View details for DOI 10.5194/acp-21-951-2021
View details for Web of Science ID 000613269200002
View details for PubMedID 33613665
View details for PubMedCentralID PMC7894053
Top-Down Constraints on Methane Point Source Emissions From Animal Agriculture and Waste Based on New Airborne Measurements in the US Upper Midwest
JOURNAL OF GEOPHYSICAL RESEARCH-BIOGEOSCIENCES
2020; 125 (1)
Agriculture and waste are thought to account for half or more of the U.S. anthropogenic methane source. However, current bottom-up inventories contain inherent uncertainties from extrapolating limited in situ measurements to larger scales. Here, we employ new airborne methane measurements over the U.S. Corn Belt and Upper Midwest, among the most intensive agricultural regions in the world, to quantify emissions from an array of key agriculture and waste point sources. Nine of the largest concentrated animal feeding operations in the region and two sugar processing plants were measured, with multiple revisits during summer (August 2017), winter (January 2018), and spring (May-June 2018). We compare the top-down fluxes with state-of-science bottom-up estimates informed by U.S. Environmental Protection Agency methodology and site-level animal population and management practices. Top-down point source emissions are consistent with bottom-up estimates for beef concentrated animal feeding operations but moderately lower for dairies (by 37% on average) and significantly lower for sugar plants (by 80% on average). Swine facility results are more variable. The assumed bottom-up seasonality for manure methane emissions is not apparent in the aircraft measurements, which may be due to on-site management factors that are difficult to capture accurately in national-scale inventories.

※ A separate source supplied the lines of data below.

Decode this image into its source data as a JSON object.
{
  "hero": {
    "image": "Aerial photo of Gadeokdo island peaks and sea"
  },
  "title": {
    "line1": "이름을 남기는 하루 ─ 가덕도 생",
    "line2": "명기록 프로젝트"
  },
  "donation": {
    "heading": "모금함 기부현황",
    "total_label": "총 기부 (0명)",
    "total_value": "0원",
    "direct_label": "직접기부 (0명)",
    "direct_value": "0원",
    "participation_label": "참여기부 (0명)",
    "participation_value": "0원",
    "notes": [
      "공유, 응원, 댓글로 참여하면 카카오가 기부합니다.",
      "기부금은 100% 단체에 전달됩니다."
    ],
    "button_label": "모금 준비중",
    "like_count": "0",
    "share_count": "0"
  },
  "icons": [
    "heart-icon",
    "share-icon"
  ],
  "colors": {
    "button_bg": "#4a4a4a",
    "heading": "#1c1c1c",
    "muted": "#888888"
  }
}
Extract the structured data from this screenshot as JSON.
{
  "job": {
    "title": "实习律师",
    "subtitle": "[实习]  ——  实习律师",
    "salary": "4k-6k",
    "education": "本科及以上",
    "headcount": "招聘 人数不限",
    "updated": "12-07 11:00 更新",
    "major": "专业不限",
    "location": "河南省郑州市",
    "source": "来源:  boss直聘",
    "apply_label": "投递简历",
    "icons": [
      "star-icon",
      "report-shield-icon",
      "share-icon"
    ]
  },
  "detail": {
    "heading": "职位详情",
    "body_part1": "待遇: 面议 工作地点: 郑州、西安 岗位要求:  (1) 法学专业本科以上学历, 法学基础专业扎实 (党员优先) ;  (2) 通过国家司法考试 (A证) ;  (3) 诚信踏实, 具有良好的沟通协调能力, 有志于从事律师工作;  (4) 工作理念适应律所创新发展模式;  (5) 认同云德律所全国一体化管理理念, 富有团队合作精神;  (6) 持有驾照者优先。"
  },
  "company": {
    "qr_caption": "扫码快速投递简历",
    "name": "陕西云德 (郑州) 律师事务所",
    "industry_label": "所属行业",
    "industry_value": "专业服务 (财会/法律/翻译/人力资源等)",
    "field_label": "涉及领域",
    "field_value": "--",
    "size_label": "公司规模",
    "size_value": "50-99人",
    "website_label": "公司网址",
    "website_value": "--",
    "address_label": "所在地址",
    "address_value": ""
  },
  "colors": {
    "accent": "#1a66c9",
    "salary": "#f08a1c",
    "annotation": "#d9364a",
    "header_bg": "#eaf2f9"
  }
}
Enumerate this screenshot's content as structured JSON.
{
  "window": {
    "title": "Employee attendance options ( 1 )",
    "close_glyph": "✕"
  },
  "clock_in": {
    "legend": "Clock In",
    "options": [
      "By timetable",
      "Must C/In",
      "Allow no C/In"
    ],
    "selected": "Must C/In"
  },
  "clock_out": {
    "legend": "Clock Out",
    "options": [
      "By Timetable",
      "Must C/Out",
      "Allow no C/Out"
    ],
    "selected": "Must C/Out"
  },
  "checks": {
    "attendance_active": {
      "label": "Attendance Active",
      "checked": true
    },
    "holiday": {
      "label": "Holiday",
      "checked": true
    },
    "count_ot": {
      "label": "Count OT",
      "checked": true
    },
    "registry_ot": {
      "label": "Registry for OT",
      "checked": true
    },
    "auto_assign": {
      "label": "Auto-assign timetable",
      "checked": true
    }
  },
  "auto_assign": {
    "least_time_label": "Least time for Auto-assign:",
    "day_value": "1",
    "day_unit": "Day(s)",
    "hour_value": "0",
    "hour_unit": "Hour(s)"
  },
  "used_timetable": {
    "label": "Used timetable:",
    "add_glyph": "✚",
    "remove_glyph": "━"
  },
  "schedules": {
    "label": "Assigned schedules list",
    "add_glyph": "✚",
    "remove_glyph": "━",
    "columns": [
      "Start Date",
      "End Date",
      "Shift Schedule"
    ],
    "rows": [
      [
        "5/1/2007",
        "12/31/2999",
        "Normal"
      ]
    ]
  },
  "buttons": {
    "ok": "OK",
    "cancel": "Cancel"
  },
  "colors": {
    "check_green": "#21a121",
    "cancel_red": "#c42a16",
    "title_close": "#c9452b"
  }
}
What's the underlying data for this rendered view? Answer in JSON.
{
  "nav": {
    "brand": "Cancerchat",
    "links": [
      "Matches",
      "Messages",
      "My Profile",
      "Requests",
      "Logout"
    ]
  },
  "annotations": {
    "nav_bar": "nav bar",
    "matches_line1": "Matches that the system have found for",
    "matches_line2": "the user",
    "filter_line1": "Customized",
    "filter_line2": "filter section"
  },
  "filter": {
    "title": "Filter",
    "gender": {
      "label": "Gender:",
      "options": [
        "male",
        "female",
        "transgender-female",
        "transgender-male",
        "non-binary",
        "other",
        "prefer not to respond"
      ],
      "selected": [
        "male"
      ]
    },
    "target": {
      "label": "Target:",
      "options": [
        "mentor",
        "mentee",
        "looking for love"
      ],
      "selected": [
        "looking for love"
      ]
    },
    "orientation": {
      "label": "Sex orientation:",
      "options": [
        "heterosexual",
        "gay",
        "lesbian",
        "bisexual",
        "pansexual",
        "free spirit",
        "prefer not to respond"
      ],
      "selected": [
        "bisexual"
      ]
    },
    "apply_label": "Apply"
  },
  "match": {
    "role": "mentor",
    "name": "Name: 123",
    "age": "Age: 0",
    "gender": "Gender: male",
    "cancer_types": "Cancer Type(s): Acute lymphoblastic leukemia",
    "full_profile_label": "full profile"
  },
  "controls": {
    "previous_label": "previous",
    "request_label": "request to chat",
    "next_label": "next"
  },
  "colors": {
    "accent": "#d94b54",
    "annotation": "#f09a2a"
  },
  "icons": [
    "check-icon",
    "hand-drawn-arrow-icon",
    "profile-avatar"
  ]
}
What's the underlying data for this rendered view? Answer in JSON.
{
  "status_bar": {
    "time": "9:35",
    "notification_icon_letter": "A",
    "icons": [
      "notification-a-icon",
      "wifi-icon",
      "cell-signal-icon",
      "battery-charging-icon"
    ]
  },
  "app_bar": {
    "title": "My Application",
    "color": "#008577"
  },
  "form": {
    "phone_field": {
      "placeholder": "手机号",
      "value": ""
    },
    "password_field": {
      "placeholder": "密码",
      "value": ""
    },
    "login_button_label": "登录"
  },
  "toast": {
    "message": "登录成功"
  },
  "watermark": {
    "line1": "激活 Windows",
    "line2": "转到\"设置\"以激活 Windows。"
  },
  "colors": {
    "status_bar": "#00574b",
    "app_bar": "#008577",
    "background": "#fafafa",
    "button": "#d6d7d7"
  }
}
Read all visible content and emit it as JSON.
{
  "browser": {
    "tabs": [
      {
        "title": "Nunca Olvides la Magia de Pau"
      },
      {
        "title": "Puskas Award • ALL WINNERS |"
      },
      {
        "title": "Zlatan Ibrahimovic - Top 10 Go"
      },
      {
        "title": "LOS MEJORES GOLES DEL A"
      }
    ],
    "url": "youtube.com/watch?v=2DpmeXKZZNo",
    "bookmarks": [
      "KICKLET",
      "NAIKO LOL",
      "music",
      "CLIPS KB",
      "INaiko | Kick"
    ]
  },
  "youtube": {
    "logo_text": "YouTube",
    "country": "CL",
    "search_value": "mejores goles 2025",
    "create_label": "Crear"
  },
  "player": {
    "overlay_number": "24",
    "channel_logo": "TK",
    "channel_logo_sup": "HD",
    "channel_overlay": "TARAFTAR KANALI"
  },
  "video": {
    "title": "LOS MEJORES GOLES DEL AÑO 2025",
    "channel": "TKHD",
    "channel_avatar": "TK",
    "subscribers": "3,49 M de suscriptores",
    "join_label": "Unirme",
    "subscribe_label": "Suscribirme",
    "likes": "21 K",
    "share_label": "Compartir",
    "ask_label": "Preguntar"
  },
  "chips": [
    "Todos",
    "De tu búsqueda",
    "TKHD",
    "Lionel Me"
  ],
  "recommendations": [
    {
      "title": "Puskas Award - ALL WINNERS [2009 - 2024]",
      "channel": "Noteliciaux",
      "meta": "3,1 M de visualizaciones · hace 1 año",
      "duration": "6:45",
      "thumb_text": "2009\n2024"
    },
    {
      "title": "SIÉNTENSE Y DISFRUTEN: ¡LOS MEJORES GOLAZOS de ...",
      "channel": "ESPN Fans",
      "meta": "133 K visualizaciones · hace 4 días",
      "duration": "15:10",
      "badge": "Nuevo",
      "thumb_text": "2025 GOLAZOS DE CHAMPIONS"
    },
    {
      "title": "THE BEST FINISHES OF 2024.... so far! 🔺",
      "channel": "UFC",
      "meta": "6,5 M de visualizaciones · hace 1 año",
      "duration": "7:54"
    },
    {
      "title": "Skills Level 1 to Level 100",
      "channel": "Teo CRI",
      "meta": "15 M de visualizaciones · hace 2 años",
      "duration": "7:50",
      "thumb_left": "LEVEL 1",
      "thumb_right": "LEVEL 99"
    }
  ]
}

If not properly accounted for, such seasonal disparities could lead to source misattribution in top-down assessments of methane fluxes.
View details for DOI 10.1029/2019JG005429
View details for Web of Science ID 000538019700022
View details for PubMedID 33614366
View details for PubMedCentralID PMC7894054